[Opening Records for the exercise section]

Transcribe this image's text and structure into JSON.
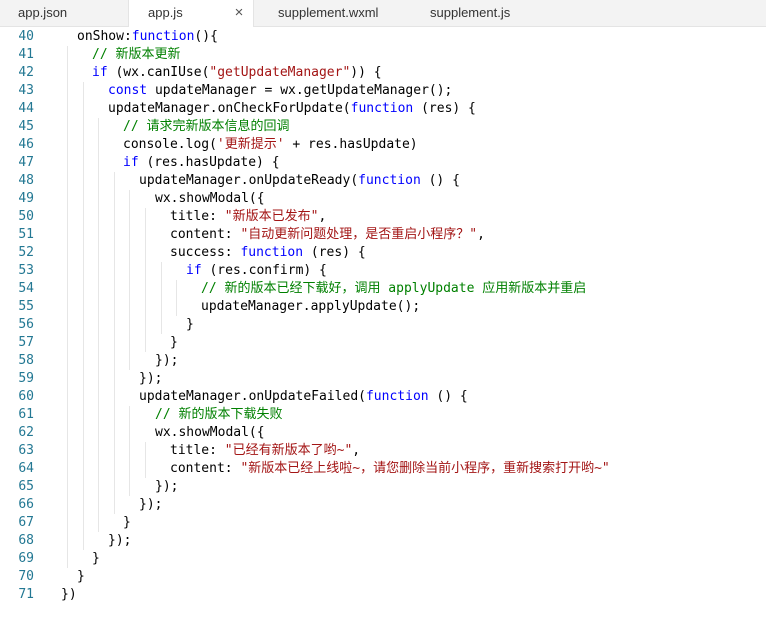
{
  "tabs": [
    {
      "label": "app.json"
    },
    {
      "label": "app.js",
      "active": true,
      "close": "×"
    },
    {
      "label": "supplement.wxml"
    },
    {
      "label": "supplement.js"
    }
  ],
  "editor": {
    "lines": [
      {
        "n": "40",
        "indent": 1,
        "tokens": [
          [
            "t",
            "onShow:"
          ],
          [
            "k",
            "function"
          ],
          [
            "t",
            "(){"
          ]
        ]
      },
      {
        "n": "41",
        "indent": 2,
        "tokens": [
          [
            "c",
            "// 新版本更新"
          ]
        ]
      },
      {
        "n": "42",
        "indent": 2,
        "tokens": [
          [
            "k",
            "if"
          ],
          [
            "t",
            " (wx.canIUse("
          ],
          [
            "s",
            "\"getUpdateManager\""
          ],
          [
            "t",
            ")) {"
          ]
        ]
      },
      {
        "n": "43",
        "indent": 3,
        "tokens": [
          [
            "k",
            "const"
          ],
          [
            "t",
            " updateManager = wx.getUpdateManager();"
          ]
        ]
      },
      {
        "n": "44",
        "indent": 3,
        "tokens": [
          [
            "t",
            "updateManager.onCheckForUpdate("
          ],
          [
            "k",
            "function"
          ],
          [
            "t",
            " (res) {"
          ]
        ]
      },
      {
        "n": "45",
        "indent": 4,
        "tokens": [
          [
            "c",
            "// 请求完新版本信息的回调"
          ]
        ]
      },
      {
        "n": "46",
        "indent": 4,
        "tokens": [
          [
            "t",
            "console.log("
          ],
          [
            "s",
            "'更新提示'"
          ],
          [
            "t",
            " + res.hasUpdate)"
          ]
        ]
      },
      {
        "n": "47",
        "indent": 4,
        "tokens": [
          [
            "k",
            "if"
          ],
          [
            "t",
            " (res.hasUpdate) {"
          ]
        ]
      },
      {
        "n": "48",
        "indent": 5,
        "tokens": [
          [
            "t",
            "updateManager.onUpdateReady("
          ],
          [
            "k",
            "function"
          ],
          [
            "t",
            " () {"
          ]
        ]
      },
      {
        "n": "49",
        "indent": 6,
        "tokens": [
          [
            "t",
            "wx.showModal({"
          ]
        ]
      },
      {
        "n": "50",
        "indent": 7,
        "tokens": [
          [
            "t",
            "title: "
          ],
          [
            "s",
            "\"新版本已发布\""
          ],
          [
            "t",
            ","
          ]
        ]
      },
      {
        "n": "51",
        "indent": 7,
        "tokens": [
          [
            "t",
            "content: "
          ],
          [
            "s",
            "\"自动更新问题处理，是否重启小程序？\""
          ],
          [
            "t",
            ","
          ]
        ]
      },
      {
        "n": "52",
        "indent": 7,
        "tokens": [
          [
            "t",
            "success: "
          ],
          [
            "k",
            "function"
          ],
          [
            "t",
            " (res) {"
          ]
        ]
      },
      {
        "n": "53",
        "indent": 8,
        "tokens": [
          [
            "k",
            "if"
          ],
          [
            "t",
            " (res.confirm) {"
          ]
        ]
      },
      {
        "n": "54",
        "indent": 9,
        "tokens": [
          [
            "c",
            "// 新的版本已经下载好，调用 applyUpdate 应用新版本并重启"
          ]
        ]
      },
      {
        "n": "55",
        "indent": 9,
        "tokens": [
          [
            "t",
            "updateManager.applyUpdate();"
          ]
        ]
      },
      {
        "n": "56",
        "indent": 8,
        "tokens": [
          [
            "t",
            "}"
          ]
        ]
      },
      {
        "n": "57",
        "indent": 7,
        "tokens": [
          [
            "t",
            "}"
          ]
        ]
      },
      {
        "n": "58",
        "indent": 6,
        "tokens": [
          [
            "t",
            "});"
          ]
        ]
      },
      {
        "n": "59",
        "indent": 5,
        "tokens": [
          [
            "t",
            "});"
          ]
        ]
      },
      {
        "n": "60",
        "indent": 5,
        "tokens": [
          [
            "t",
            "updateManager.onUpdateFailed("
          ],
          [
            "k",
            "function"
          ],
          [
            "t",
            " () {"
          ]
        ]
      },
      {
        "n": "61",
        "indent": 6,
        "tokens": [
          [
            "c",
            "// 新的版本下载失败"
          ]
        ]
      },
      {
        "n": "62",
        "indent": 6,
        "tokens": [
          [
            "t",
            "wx.showModal({"
          ]
        ]
      },
      {
        "n": "63",
        "indent": 7,
        "tokens": [
          [
            "t",
            "title: "
          ],
          [
            "s",
            "\"已经有新版本了哟~\""
          ],
          [
            "t",
            ","
          ]
        ]
      },
      {
        "n": "64",
        "indent": 7,
        "tokens": [
          [
            "t",
            "content: "
          ],
          [
            "s",
            "\"新版本已经上线啦~，请您删除当前小程序，重新搜索打开哟~\""
          ]
        ]
      },
      {
        "n": "65",
        "indent": 6,
        "tokens": [
          [
            "t",
            "});"
          ]
        ]
      },
      {
        "n": "66",
        "indent": 5,
        "tokens": [
          [
            "t",
            "});"
          ]
        ]
      },
      {
        "n": "67",
        "indent": 4,
        "tokens": [
          [
            "t",
            "}"
          ]
        ]
      },
      {
        "n": "68",
        "indent": 3,
        "tokens": [
          [
            "t",
            "});"
          ]
        ]
      },
      {
        "n": "69",
        "indent": 2,
        "tokens": [
          [
            "t",
            "}"
          ]
        ]
      },
      {
        "n": "70",
        "indent": 1,
        "tokens": [
          [
            "t",
            "}"
          ]
        ]
      },
      {
        "n": "71",
        "indent": 0,
        "tokens": [
          [
            "t",
            "})"
          ]
        ]
      }
    ]
  },
  "colors": {
    "keyword": "#0000ff",
    "string": "#a31515",
    "comment": "#008000",
    "line_number": "#237893",
    "tab_bar": "#f3f3f3"
  }
}
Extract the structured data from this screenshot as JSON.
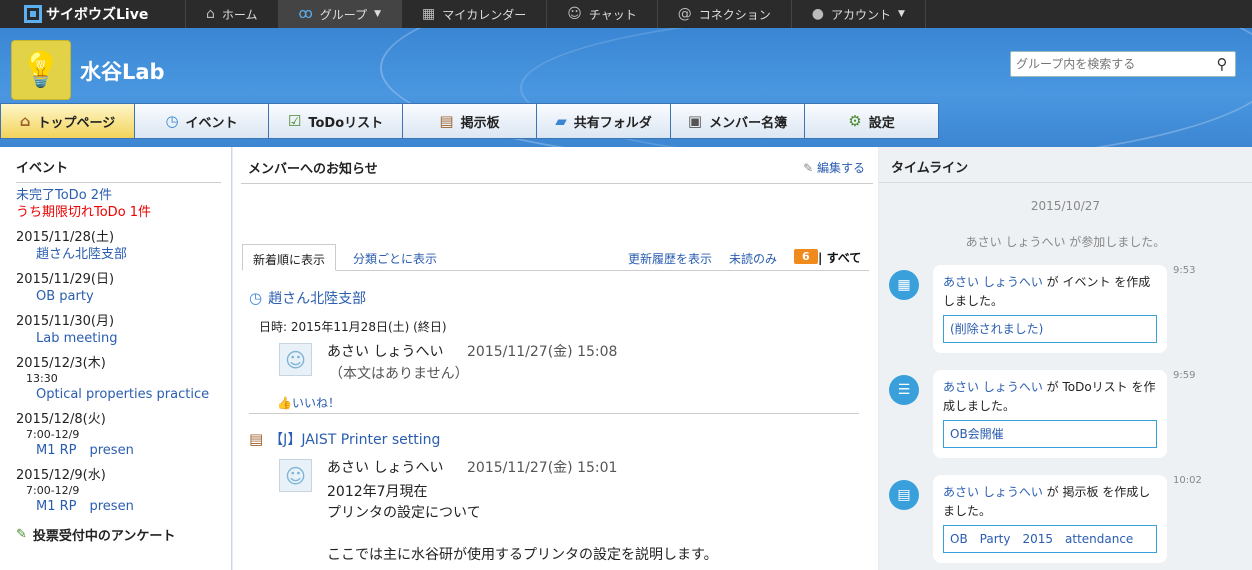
{
  "topbar": {
    "brand": "サイボウズLive",
    "nav": [
      {
        "label": "ホーム",
        "icon": "home-icon"
      },
      {
        "label": "グループ",
        "icon": "group-icon"
      },
      {
        "label": "マイカレンダー",
        "icon": "calendar-icon"
      },
      {
        "label": "チャット",
        "icon": "chat-icon"
      },
      {
        "label": "コネクション",
        "icon": "at-icon"
      },
      {
        "label": "アカウント",
        "icon": "person-icon"
      }
    ]
  },
  "banner": {
    "group_name": "水谷Lab",
    "search_placeholder": "グループ内を検索する"
  },
  "tabs": [
    {
      "label": "トップページ",
      "icon": "home-icon"
    },
    {
      "label": "イベント",
      "icon": "event-icon"
    },
    {
      "label": "ToDoリスト",
      "icon": "todo-icon"
    },
    {
      "label": "掲示板",
      "icon": "board-icon"
    },
    {
      "label": "共有フォルダ",
      "icon": "folder-icon"
    },
    {
      "label": "メンバー名簿",
      "icon": "member-icon"
    },
    {
      "label": "設定",
      "icon": "gear-icon"
    }
  ],
  "left": {
    "title": "イベント",
    "todo_incomplete": "未完了ToDo 2件",
    "todo_overdue": "うち期限切れToDo 1件",
    "events": [
      {
        "date": "2015/11/28(土)",
        "time": "",
        "title": "趙さん北陸支部"
      },
      {
        "date": "2015/11/29(日)",
        "time": "",
        "title": "OB party"
      },
      {
        "date": "2015/11/30(月)",
        "time": "",
        "title": "Lab meeting"
      },
      {
        "date": "2015/12/3(木)",
        "time": "13:30",
        "title": "Optical properties practice"
      },
      {
        "date": "2015/12/8(火)",
        "time": "7:00-12/9",
        "title": "M1 RP　presen"
      },
      {
        "date": "2015/12/9(水)",
        "time": "7:00-12/9",
        "title": "M1 RP　presen"
      }
    ],
    "survey_title": "投票受付中のアンケート"
  },
  "middle": {
    "title": "メンバーへのお知らせ",
    "edit": "編集する",
    "tab_new": "新着順に表示",
    "tab_category": "分類ごとに表示",
    "history": "更新履歴を表示",
    "unread_only": "未読のみ",
    "unread_count": "6",
    "separator": "|",
    "all": "すべて",
    "post1": {
      "title": "趙さん北陸支部",
      "date_label": "日時:",
      "date_value": "2015年11月28日(土) (終日)",
      "author": "あさい しょうへい",
      "timestamp": "2015/11/27(金) 15:08",
      "body": "（本文はありません）",
      "like": "いいね！"
    },
    "post2": {
      "title": "【J】JAIST Printer setting",
      "author": "あさい しょうへい",
      "timestamp": "2015/11/27(金) 15:01",
      "body_line1": "2012年7月現在",
      "body_line2": "プリンタの設定について",
      "body_line3": "ここでは主に水谷研が使用するプリンタの設定を説明します。"
    }
  },
  "timeline": {
    "title": "タイムライン",
    "date": "2015/10/27",
    "join_msg": "あさい しょうへい が参加しました。",
    "items": [
      {
        "author": "あさい しょうへい",
        "text1": " が イベント を作成",
        "text2": "しました。",
        "link": "(削除されました)",
        "time": "9:53",
        "icon": "calendar-icon"
      },
      {
        "author": "あさい しょうへい",
        "text1": " が ToDoリスト を作",
        "text2": "成しました。",
        "link": "OB会開催",
        "time": "9:59",
        "icon": "checklist-icon"
      },
      {
        "author": "あさい しょうへい",
        "text1": " が 掲示板 を作成し",
        "text2": "ました。",
        "link": "OB　Party　2015　attendance",
        "time": "10:02",
        "icon": "clipboard-icon"
      }
    ]
  }
}
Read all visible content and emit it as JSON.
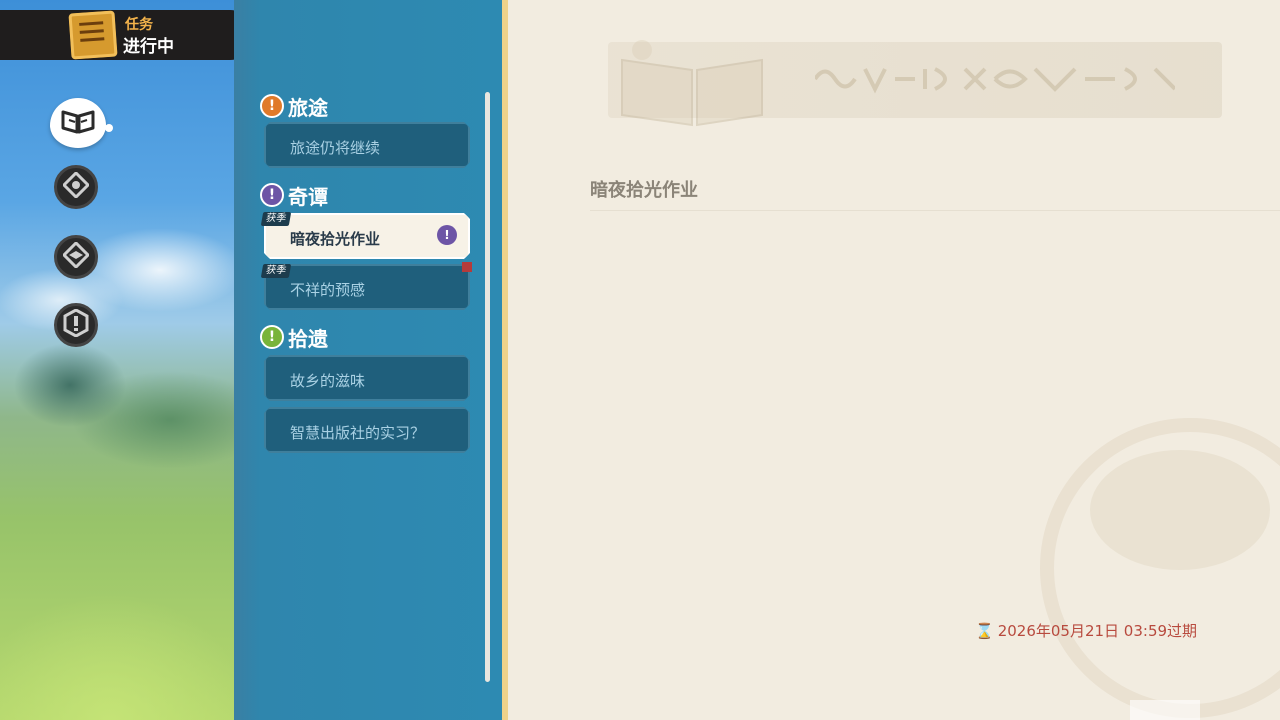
{
  "header": {
    "title_small": "任务",
    "title_large": "进行中"
  },
  "nav": {
    "items": [
      {
        "icon": "book-icon",
        "active": true
      },
      {
        "icon": "compass-icon",
        "active": false
      },
      {
        "icon": "compass-icon",
        "active": false
      },
      {
        "icon": "exclamation-icon",
        "active": false
      }
    ]
  },
  "categories": [
    {
      "label": "旅途",
      "color": "#e07a2a",
      "items": [
        {
          "label": "旅途仍将继续",
          "selected": false
        }
      ]
    },
    {
      "label": "奇谭",
      "color": "#6d55a6",
      "items": [
        {
          "label": "暗夜拾光作业",
          "selected": true,
          "tag": "获季"
        },
        {
          "label": "不祥的预感",
          "selected": false,
          "tag": "获季"
        }
      ]
    },
    {
      "label": "拾遗",
      "color": "#79b43a",
      "items": [
        {
          "label": "故乡的滋味",
          "selected": false
        },
        {
          "label": "智慧出版社的实习？",
          "selected": false
        }
      ]
    }
  ],
  "detail": {
    "title": "暗夜拾光作业",
    "expire_text": "2026年05月21日 03:59过期"
  },
  "colors": {
    "panel": "#2d8ab2",
    "item_bg": "#1f5f7c",
    "expire": "#b84a3e"
  }
}
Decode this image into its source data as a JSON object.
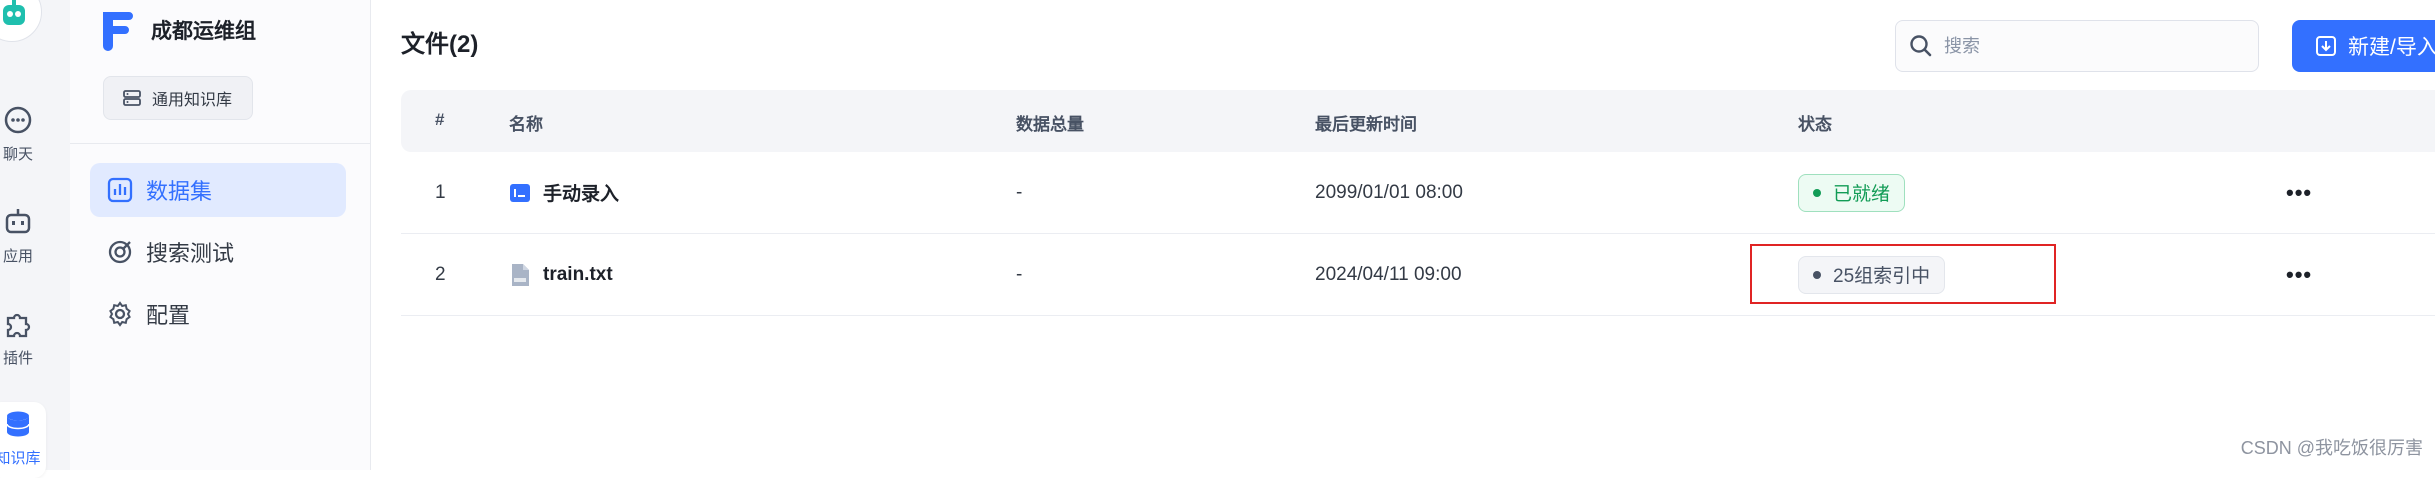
{
  "rail": {
    "items": [
      {
        "label": "聊天",
        "icon": "chat-icon"
      },
      {
        "label": "应用",
        "icon": "robot-icon"
      },
      {
        "label": "插件",
        "icon": "puzzle-icon"
      },
      {
        "label": "知识库",
        "icon": "database-icon"
      }
    ]
  },
  "sidebar": {
    "kb_name": "成都运维组",
    "kb_type": "通用知识库",
    "menu": [
      {
        "label": "数据集",
        "icon": "dataset-icon"
      },
      {
        "label": "搜索测试",
        "icon": "search-test-icon"
      },
      {
        "label": "配置",
        "icon": "gear-icon"
      }
    ]
  },
  "main": {
    "title": "文件(2)",
    "search_placeholder": "搜索",
    "new_button": "新建/导入",
    "columns": [
      "#",
      "名称",
      "数据总量",
      "最后更新时间",
      "状态"
    ],
    "rows": [
      {
        "index": "1",
        "name": "手动录入",
        "icon": "manual-entry-icon",
        "total": "-",
        "updated": "2099/01/01 08:00",
        "status": "已就绪",
        "status_type": "ready"
      },
      {
        "index": "2",
        "name": "train.txt",
        "icon": "txt-file-icon",
        "total": "-",
        "updated": "2024/04/11 09:00",
        "status": "25组索引中",
        "status_type": "indexing"
      }
    ],
    "more_label": "•••"
  },
  "watermark": "CSDN @我吃饭很厉害",
  "colors": {
    "accent": "#3370ff",
    "ready": "#129c56",
    "highlight": "#e02424"
  }
}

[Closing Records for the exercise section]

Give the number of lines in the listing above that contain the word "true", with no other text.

■ **Answer to this task**
3